With a troubled past, he is coming back home to Minnesota, where the Vikings hope a combination of family and organizational support that might include Cris Carter contribute to a rebound in football and life for Floyd.
If he can do that, he could bring an explosive element to the offense with his 15.4-yard average per catch. Last year, Bradford averaged only 7 yards per attempt, tied for 18th in the NFL, but showed he can be a deep downfield passer when given the opportunity to set up and find a receiver deep.
Floyd – who ranked eighth in the NFL last year with an averaged depth of target of 15.8 yards, according to Pro Football Focus – should provide the most experienced deep threat the Vikings have had in some time. Pairing him with Adam Thielen – who ranked 25th in the NFL with a 14.0-yard average per catch and possessed the best QB-WR rating in the NFL with Bradford at 122.9 – provides more intrigue.
The possibilities are there at receiver once again. The potential is there in the backfield with Murray and Cook, who easily dominated the rookie running back class by causing 92 missed last year, per PFF.
Right now, it’s fair to say the Vikings don’t have the dominating presence of a Moss in the receiving corps or a Peterson in the backfield. But they do have the most well-rounded weaponry as they’ve had in a long time – partially proven and partially on potential.

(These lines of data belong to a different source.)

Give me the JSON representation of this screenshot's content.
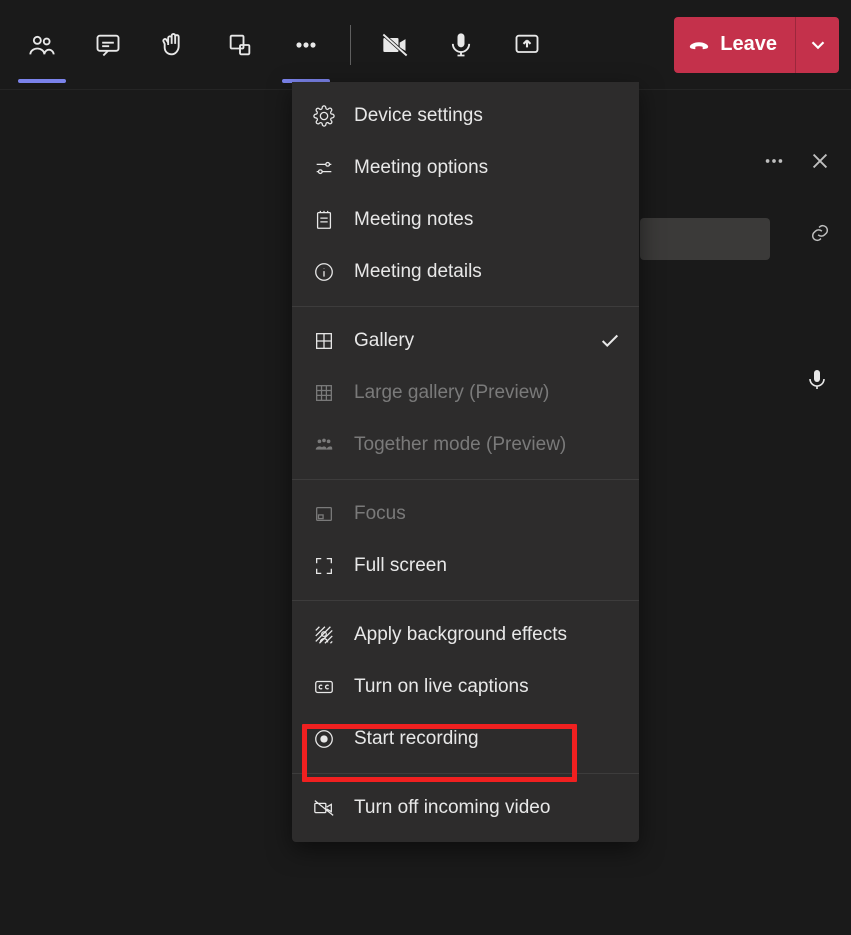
{
  "toolbar": {
    "leave_label": "Leave"
  },
  "dropdown": {
    "settings": {
      "device_settings": "Device settings",
      "meeting_options": "Meeting options",
      "meeting_notes": "Meeting notes",
      "meeting_details": "Meeting details"
    },
    "views": {
      "gallery": "Gallery",
      "large_gallery": "Large gallery (Preview)",
      "together_mode": "Together mode (Preview)"
    },
    "screen": {
      "focus": "Focus",
      "full_screen": "Full screen"
    },
    "actions": {
      "background_effects": "Apply background effects",
      "live_captions": "Turn on live captions",
      "start_recording": "Start recording"
    },
    "video": {
      "turn_off_incoming": "Turn off incoming video"
    }
  },
  "highlight": {
    "target": "live_captions"
  }
}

That, at least, should provide incentive for attentive fans when the offense is at work. It’s time to make Minnesota’s great again.